Against Lion, our holdings can be all-stars. If you can target a Tactical Ingenuity with Esteemed Tea House before it gets used, they can’t play it again and will miss the draw with selection for that turn. Just like against Dragon, Kakita Dojo is essential in turning off powerful abilities like those on Akodo Zentaro, Ikoma Ujiaki, and others. Against an honor focused Lion deck, you will both be bidding 1 and you will be buried in the card advantage generated by Master Tactician and Tactical Ingenuity unless you can stick a Proving Ground. So in this matchup, you need to focus on flipping and keeping holdings even more than usual.

Against Phoenix, Consumed by Five Fires is the name of the game. We have no direct counter play to it, so we have to try to apply enough pressure with our board while it lasts. Daidoji Kageyu is better in this matchup than in most, because you really need the turn 1 pressure that playing him with disguised can provide. For more info on how to deal with Phoenix, I highly recommend this video:
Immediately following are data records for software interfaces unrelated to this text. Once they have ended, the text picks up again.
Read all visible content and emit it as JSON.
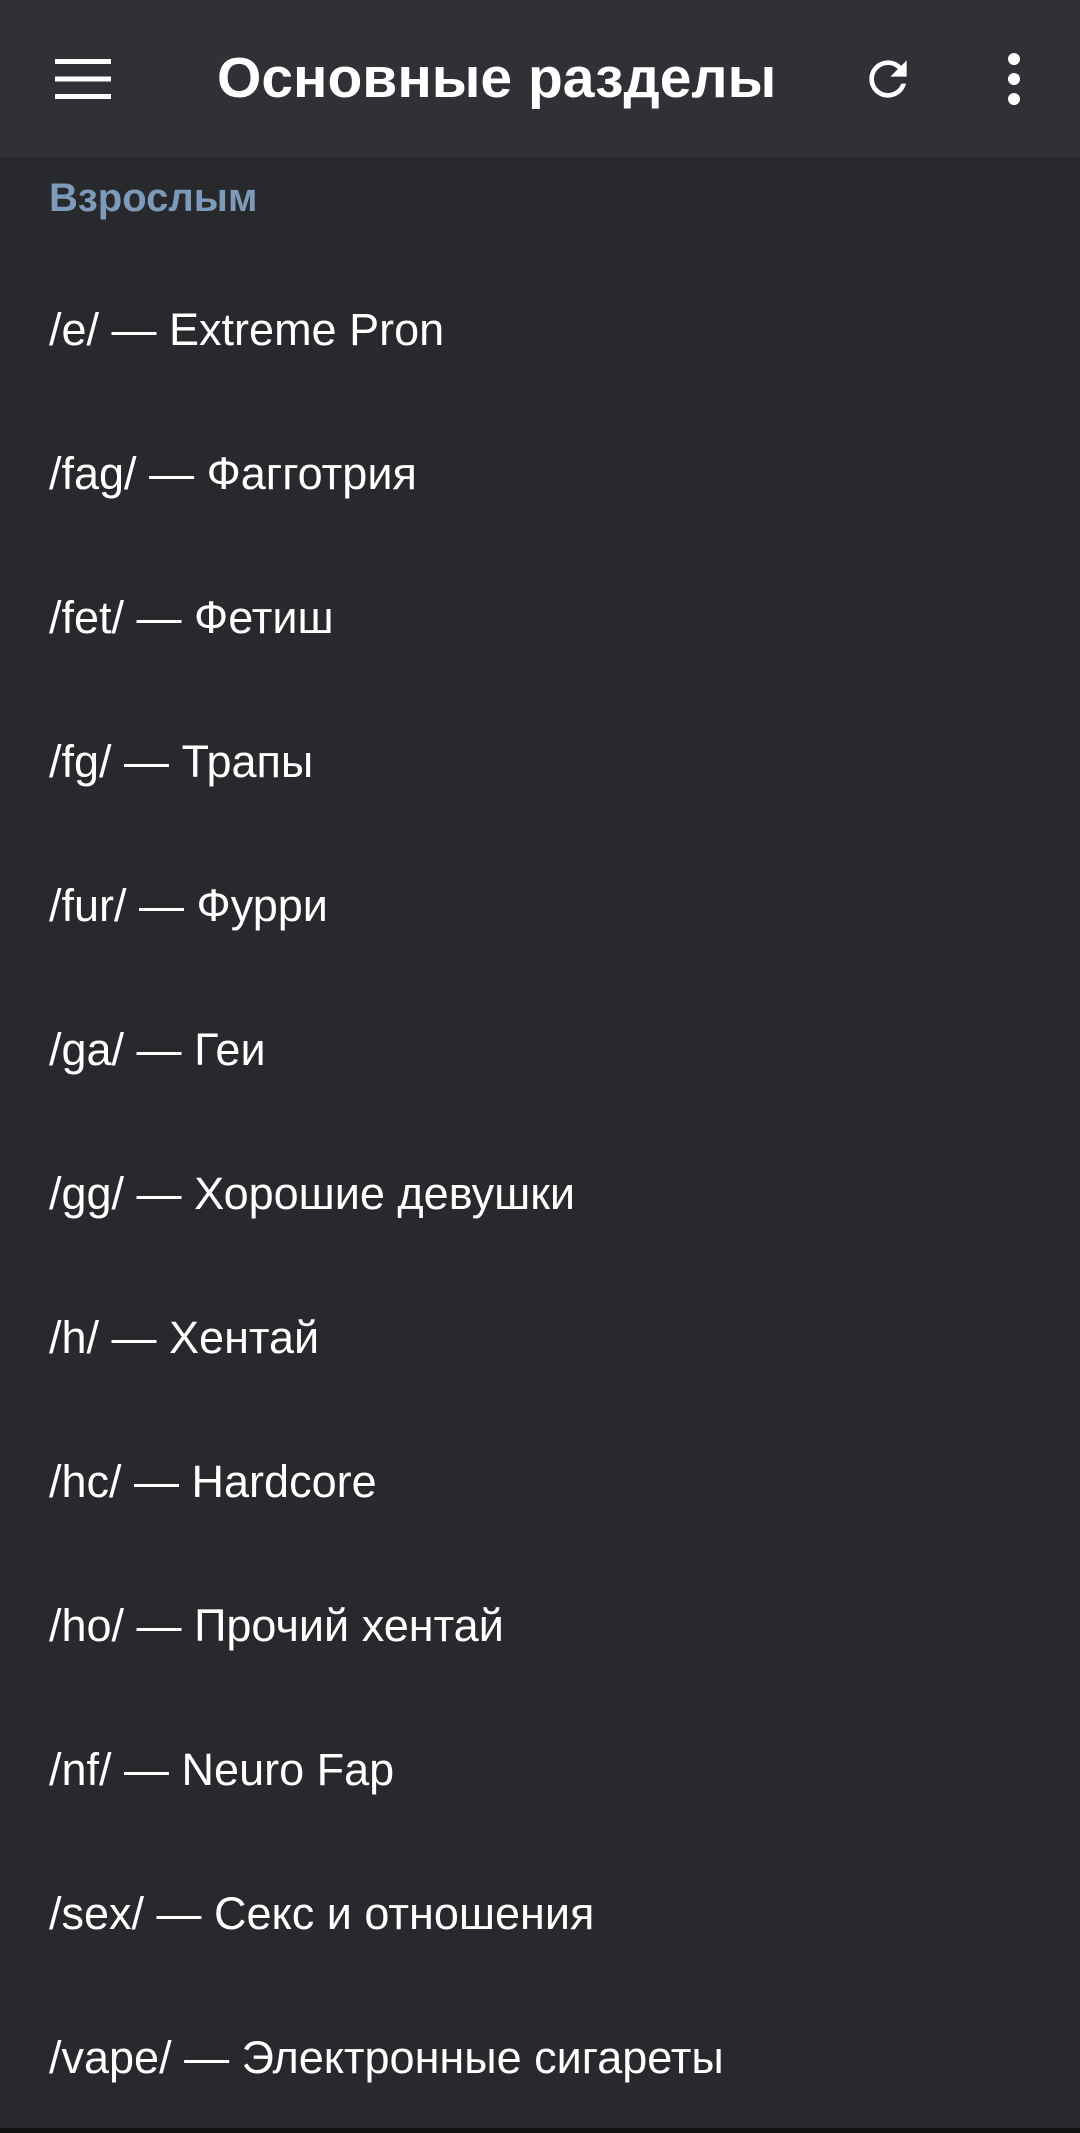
{
  "toolbar": {
    "title": "Основные разделы",
    "menu_icon": "hamburger-menu-icon",
    "refresh_icon": "refresh-icon",
    "more_icon": "more-vertical-icon"
  },
  "section": {
    "header": "Взрослым"
  },
  "boards": [
    {
      "label": "/e/ — Extreme Pron"
    },
    {
      "label": "/fag/ — Фагготрия"
    },
    {
      "label": "/fet/ — Фетиш"
    },
    {
      "label": "/fg/ — Трапы"
    },
    {
      "label": "/fur/ — Фурри"
    },
    {
      "label": "/ga/ — Геи"
    },
    {
      "label": "/gg/ — Хорошие девушки"
    },
    {
      "label": "/h/ — Хентай"
    },
    {
      "label": "/hc/ — Hardcore"
    },
    {
      "label": "/ho/ — Прочий хентай"
    },
    {
      "label": "/nf/ — Neuro Fap"
    },
    {
      "label": "/sex/ — Секс и отношения"
    },
    {
      "label": "/vape/ — Электронные сигареты"
    }
  ],
  "colors": {
    "background": "#28292d",
    "toolbar": "#303136",
    "section_header": "#7d9bb8",
    "text": "#ffffff"
  }
}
Against Scorpion, it is a little dangerous to pile attachments on a character because they might be killed by Noble Sacrifice. At the same time, 1 or 2 cost characters are nearly useless because they will just play Assassination and be happy about it. A good compromise is looking for a 3 coster to play with 2-3 fate depending on whether you think you can protect it. This is another matchup where Daidoji Kageyu shines, as Scorpions usually want to play some cards in political conflicts, especially with Bayushi Kachiko.

Against Unicorn, military stats matter and political stats do not. Doji Challenger or Kakita Kaezin are the best openers, with Cunning Negotiator being worse. Consider putting only 2 fate on them, especially when you are second player, because they might get more anyway from Way of the Open Hand and many of the conflict cards that cost fate are important turn 1. The other thing to look for actively is Favorable Ground. Nothing will ruin your game faster than getting coverted by Shinjo Yasamura and being forced to stand by while they break three of your provinces.
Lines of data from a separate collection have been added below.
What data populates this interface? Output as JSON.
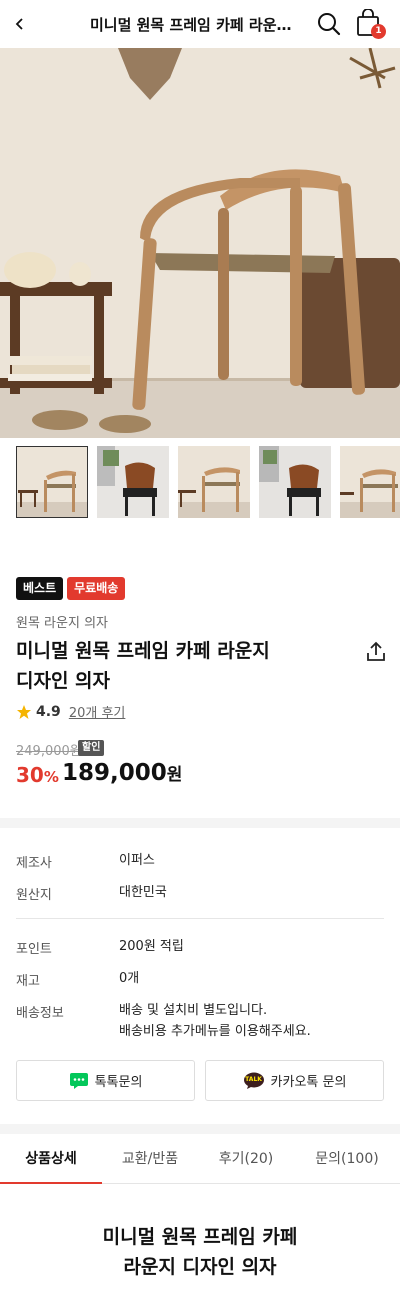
{
  "header": {
    "title": "미니멀 원목 프레임 카페 라운지...",
    "cart_count": "1",
    "icons": {
      "back": "chevron-left-icon",
      "search": "search-icon",
      "cart": "shopping-bag-icon"
    }
  },
  "product": {
    "badges": [
      "베스트",
      "무료배송"
    ],
    "category": "원목 라운지 의자",
    "title_line1": "미니멀 원목 프레임 카페 라운지",
    "title_line2": "디자인 의자",
    "rating": "4.9",
    "review_count": "20개 후기",
    "original_price": "249,000원",
    "sale_tag": "할인",
    "discount_value": "30",
    "discount_unit": "%",
    "price_value": "189,000",
    "price_unit": "원"
  },
  "info": {
    "manufacturer_label": "제조사",
    "manufacturer": "이퍼스",
    "origin_label": "원산지",
    "origin": "대한민국",
    "points_label": "포인트",
    "points": "200원 적립",
    "stock_label": "재고",
    "stock": "0개",
    "shipping_label": "배송정보",
    "shipping_line1": "배송 및 설치비 별도입니다.",
    "shipping_line2": "배송비용 추가메뉴를 이용해주세요."
  },
  "cs": {
    "talktalk": "톡톡문의",
    "kakao": "카카오톡 문의",
    "kakao_icon_text": "TALK"
  },
  "tabs": [
    "상품상세",
    "교환/반품",
    "후기(20)",
    "문의(100)"
  ],
  "detail": {
    "title_line1": "미니멀 원목 프레임 카페",
    "title_line2": "라운지 디자인 의자"
  },
  "colors": {
    "accent": "#e23a2e",
    "naver_green": "#03c75a",
    "kakao_yellow": "#fee500"
  }
}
Alternative Build - SoV Crab Splash

A good alternative to the Unicorn splash described above is to swap the role to Seeker of Void and import some Crab cards instead. Most of the text above still applies, I will mainly note some differences. First of all, a Seeker role means you can get extra fate during the dynasty phase from Doji Diplomat - having 8 fate to spend so early in turn 1 can be a great boon.
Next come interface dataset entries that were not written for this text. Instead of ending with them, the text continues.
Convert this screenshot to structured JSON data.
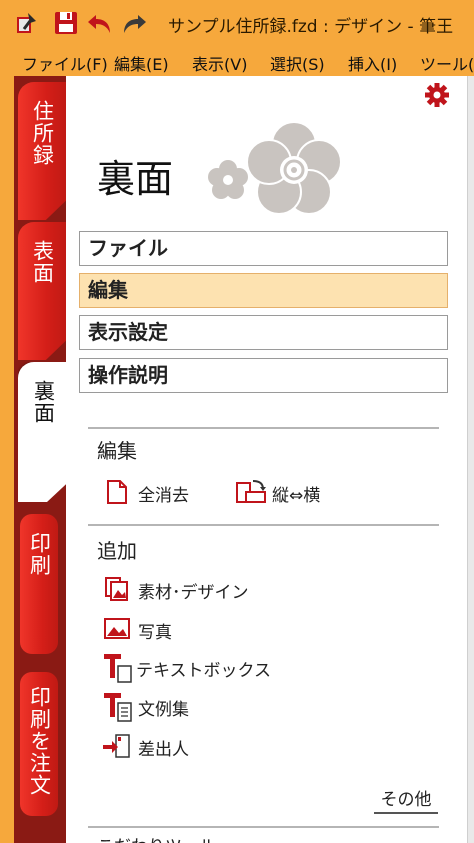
{
  "window": {
    "title": "サンプル住所録.fzd : デザイン - 筆王"
  },
  "menu": [
    "ファイル(F)",
    "編集(E)",
    "表示(V)",
    "選択(S)",
    "挿入(I)",
    "ツール(T)"
  ],
  "side_tabs": [
    {
      "label": "住所録",
      "state": "inactive"
    },
    {
      "label": "表面",
      "state": "inactive"
    },
    {
      "label": "裏面",
      "state": "active"
    },
    {
      "label": "印刷",
      "state": "inactive"
    },
    {
      "label": "印刷を注文",
      "state": "inactive"
    }
  ],
  "panel": {
    "heading": "裏面",
    "nav": [
      {
        "label": "ファイル",
        "selected": false
      },
      {
        "label": "編集",
        "selected": true
      },
      {
        "label": "表示設定",
        "selected": false
      },
      {
        "label": "操作説明",
        "selected": false
      }
    ],
    "sections": {
      "edit": {
        "title": "編集",
        "actions": [
          {
            "label": "全消去",
            "icon": "blank-page-icon"
          },
          {
            "label": "縦⇔横",
            "icon": "rotate-page-icon"
          }
        ]
      },
      "add": {
        "title": "追加",
        "actions": [
          {
            "label": "素材･デザイン",
            "icon": "material-design-icon"
          },
          {
            "label": "写真",
            "icon": "photo-icon"
          },
          {
            "label": "テキストボックス",
            "icon": "textbox-icon"
          },
          {
            "label": "文例集",
            "icon": "sample-text-icon"
          },
          {
            "label": "差出人",
            "icon": "sender-icon"
          }
        ]
      }
    },
    "more_label": "その他",
    "next_section_partial": "こだわりツール"
  },
  "colors": {
    "titlebar": "#f6a83c",
    "tab_red": "#d41e18",
    "rail_dark": "#8a1a14",
    "selected_nav": "#fde2b0",
    "icon_red": "#c0141b",
    "flower": "#c9c4c0"
  }
}
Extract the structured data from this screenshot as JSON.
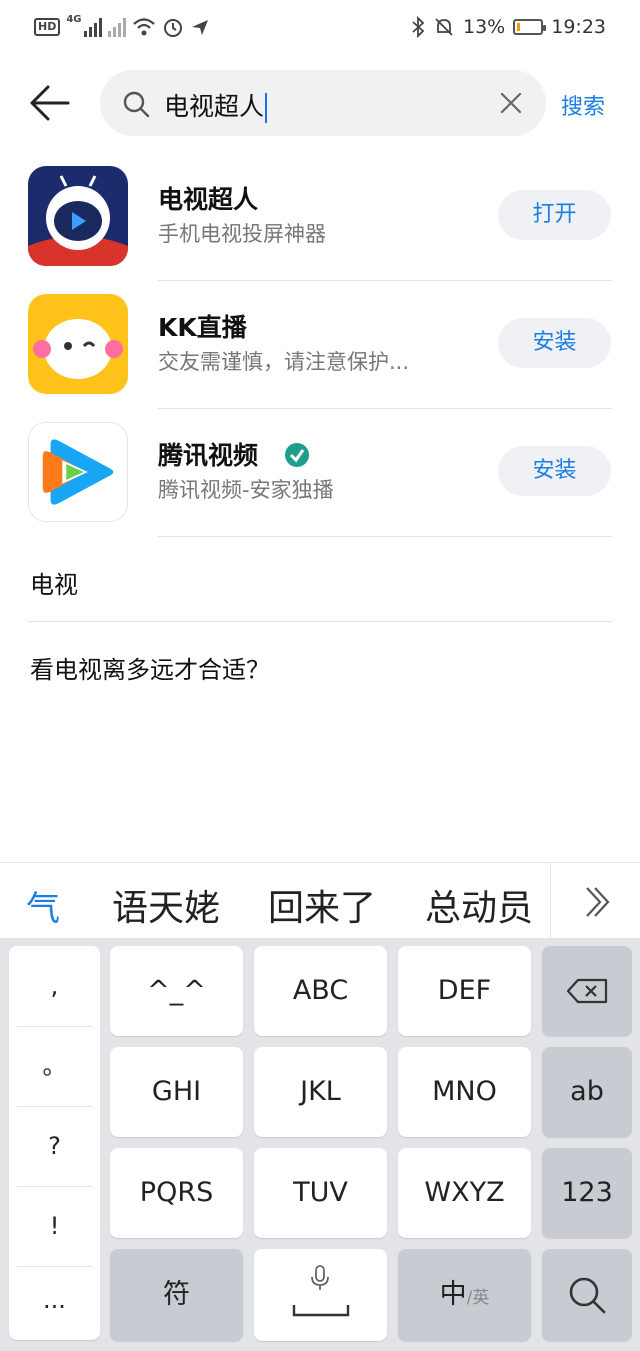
{
  "status_bar": {
    "signal_label": "4G",
    "battery_percent": "13%",
    "time": "19:23",
    "battery_level": 0.13
  },
  "search": {
    "query": "电视超人",
    "action_label": "搜索"
  },
  "results": [
    {
      "name": "电视超人",
      "description": "手机电视投屏神器",
      "button": "打开"
    },
    {
      "name": "KK直播",
      "description": "交友需谨慎，请注意保护...",
      "button": "安装"
    },
    {
      "name": "腾讯视频",
      "description": "腾讯视频-安家独播",
      "button": "安装"
    }
  ],
  "suggestions": [
    "电视",
    "看电视离多远才合适？"
  ],
  "keyboard": {
    "candidates": [
      "气",
      "语天姥",
      "回来了",
      "总动员"
    ],
    "punctuation": [
      ",",
      "。",
      "?",
      "!",
      "..."
    ],
    "rows": [
      [
        "^_^",
        "ABC",
        "DEF"
      ],
      [
        "GHI",
        "JKL",
        "MNO"
      ],
      [
        "PQRS",
        "TUV",
        "WXYZ"
      ]
    ],
    "side_keys": [
      "ab",
      "123"
    ],
    "symbol_key": "符",
    "lang_main": "中",
    "lang_alt": "/英"
  },
  "colors": {
    "accent": "#1a7ee6",
    "search_bg": "#f0f1f3",
    "button_bg": "#eff1f4",
    "keyboard_bg": "#e2e4e8"
  }
}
You can also play two Void provinces (for example Weight of Duty and Pilgrimage) as well as City of the Rich Frog (which takes the Earth slot, but is still considered a Void province during play). That means the action on Weight of Duty can be used at 3 of your 4 row provinces. We try to amplify this advantage by playing some more cheap characters, as well as 2 cost unique ones. It might seem that Daidoji Netsu would work poorly here; the idea is to sacrifice him to Weight of Duty or Common Cause whenever it suits you.

From the splash we get Common Cause, a ready effect that is extremely efficient at 0 fate cost, as long as you have a character to sacrifice. Here the Doji Diplomat comes in handy. With only 3 influence left after picking up 3 copies of Common Cause, a likely way to fill out the splash is with 3x Reprieve. Saving expensive characters with some attachments is easily worth a card and a fate, and Reprieve has bonus applications protecting against discard effects such as Assassination and Noble Sacrifice.

Note that swapping the splash created some space for cheap cards like Ornate Fan; combined with the "free" ready from Common Cause, that makes this deck a bit faster than the Unicorn splash one. It should be easier to apply early pressure with this build. Weight of Duty can also be used offensively when you attack a Void province, further boosting an aggressive game plan.